Lines that contain the string "name" are the ones to list; copy all of them from the records.

══════

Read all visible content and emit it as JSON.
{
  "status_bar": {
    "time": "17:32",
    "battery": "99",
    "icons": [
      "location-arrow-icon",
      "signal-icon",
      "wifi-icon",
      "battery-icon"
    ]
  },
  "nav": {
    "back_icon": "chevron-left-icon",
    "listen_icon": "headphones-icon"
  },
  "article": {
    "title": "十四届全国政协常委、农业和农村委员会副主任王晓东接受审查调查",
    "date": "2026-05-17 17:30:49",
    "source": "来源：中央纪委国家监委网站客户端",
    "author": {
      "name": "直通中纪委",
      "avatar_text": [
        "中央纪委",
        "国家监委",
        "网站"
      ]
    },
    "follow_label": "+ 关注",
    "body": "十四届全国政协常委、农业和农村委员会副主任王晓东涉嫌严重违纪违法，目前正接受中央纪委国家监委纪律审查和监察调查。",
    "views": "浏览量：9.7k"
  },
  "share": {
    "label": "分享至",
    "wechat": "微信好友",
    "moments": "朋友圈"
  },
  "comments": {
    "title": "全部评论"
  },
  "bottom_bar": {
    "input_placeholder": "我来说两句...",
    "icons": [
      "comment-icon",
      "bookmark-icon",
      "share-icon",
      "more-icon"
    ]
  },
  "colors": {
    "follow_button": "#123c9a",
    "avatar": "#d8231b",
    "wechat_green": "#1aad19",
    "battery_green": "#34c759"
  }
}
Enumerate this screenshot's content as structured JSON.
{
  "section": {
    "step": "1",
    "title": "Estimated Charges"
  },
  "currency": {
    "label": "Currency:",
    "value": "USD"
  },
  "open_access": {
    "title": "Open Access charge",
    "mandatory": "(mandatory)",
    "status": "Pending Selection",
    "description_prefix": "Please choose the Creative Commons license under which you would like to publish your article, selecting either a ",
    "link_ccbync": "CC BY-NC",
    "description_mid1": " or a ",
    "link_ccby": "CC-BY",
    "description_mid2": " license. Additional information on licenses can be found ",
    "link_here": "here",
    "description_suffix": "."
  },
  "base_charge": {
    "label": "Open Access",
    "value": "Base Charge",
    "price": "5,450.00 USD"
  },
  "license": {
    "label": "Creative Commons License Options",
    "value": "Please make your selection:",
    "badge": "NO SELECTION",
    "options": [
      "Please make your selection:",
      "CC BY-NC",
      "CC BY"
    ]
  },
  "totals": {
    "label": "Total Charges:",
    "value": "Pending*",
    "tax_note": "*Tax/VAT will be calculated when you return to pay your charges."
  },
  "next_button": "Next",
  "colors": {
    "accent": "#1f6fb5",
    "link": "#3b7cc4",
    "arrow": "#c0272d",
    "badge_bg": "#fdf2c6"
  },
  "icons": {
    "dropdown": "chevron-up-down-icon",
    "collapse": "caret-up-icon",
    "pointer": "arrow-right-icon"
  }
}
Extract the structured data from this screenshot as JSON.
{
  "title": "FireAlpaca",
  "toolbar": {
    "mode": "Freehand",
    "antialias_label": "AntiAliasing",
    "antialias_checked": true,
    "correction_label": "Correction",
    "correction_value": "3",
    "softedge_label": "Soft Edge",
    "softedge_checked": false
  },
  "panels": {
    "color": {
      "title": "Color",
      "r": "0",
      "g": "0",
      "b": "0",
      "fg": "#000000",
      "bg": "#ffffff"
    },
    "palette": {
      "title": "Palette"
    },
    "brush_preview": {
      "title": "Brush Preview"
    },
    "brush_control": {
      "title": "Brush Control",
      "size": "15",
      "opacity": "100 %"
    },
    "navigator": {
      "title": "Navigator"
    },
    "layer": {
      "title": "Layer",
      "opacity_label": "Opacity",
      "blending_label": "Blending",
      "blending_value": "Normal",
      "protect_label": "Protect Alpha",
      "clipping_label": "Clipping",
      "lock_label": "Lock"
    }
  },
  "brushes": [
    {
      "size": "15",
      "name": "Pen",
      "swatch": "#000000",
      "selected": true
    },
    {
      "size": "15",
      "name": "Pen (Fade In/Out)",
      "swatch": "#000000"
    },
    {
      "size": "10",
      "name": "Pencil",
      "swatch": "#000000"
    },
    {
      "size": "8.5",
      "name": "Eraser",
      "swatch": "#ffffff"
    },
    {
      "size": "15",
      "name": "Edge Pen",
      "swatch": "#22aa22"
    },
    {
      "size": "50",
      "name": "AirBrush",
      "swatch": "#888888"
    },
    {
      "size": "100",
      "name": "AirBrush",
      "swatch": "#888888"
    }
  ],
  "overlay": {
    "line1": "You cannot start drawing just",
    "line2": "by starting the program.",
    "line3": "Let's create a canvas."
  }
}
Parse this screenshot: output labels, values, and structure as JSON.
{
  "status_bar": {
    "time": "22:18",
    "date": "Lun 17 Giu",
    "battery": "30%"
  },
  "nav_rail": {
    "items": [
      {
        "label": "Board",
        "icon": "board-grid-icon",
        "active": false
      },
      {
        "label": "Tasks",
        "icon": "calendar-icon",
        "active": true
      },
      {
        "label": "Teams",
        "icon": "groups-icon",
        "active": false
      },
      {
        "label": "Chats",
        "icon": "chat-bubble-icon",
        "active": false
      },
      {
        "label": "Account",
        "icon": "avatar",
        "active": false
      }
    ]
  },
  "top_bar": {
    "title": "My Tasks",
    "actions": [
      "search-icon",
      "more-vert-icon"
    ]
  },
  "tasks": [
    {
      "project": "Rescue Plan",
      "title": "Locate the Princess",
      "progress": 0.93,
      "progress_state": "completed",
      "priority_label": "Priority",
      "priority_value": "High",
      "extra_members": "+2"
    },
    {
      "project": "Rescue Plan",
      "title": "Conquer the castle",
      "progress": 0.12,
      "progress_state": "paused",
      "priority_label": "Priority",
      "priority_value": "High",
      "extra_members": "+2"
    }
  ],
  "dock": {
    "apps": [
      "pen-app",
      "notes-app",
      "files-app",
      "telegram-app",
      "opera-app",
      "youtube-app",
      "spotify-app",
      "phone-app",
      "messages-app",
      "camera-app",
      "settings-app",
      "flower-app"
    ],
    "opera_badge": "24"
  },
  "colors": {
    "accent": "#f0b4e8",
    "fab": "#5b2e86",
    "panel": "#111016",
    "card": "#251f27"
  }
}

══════

== Answer for this exercise ==
      "name": "直通中纪委",
      "name": "Pen",
      "name": "Pen (Fade In/Out)",
      "name": "Pencil",
      "name": "Eraser",
      "name": "Edge Pen",
      "name": "AirBrush",
      "name": "AirBrush",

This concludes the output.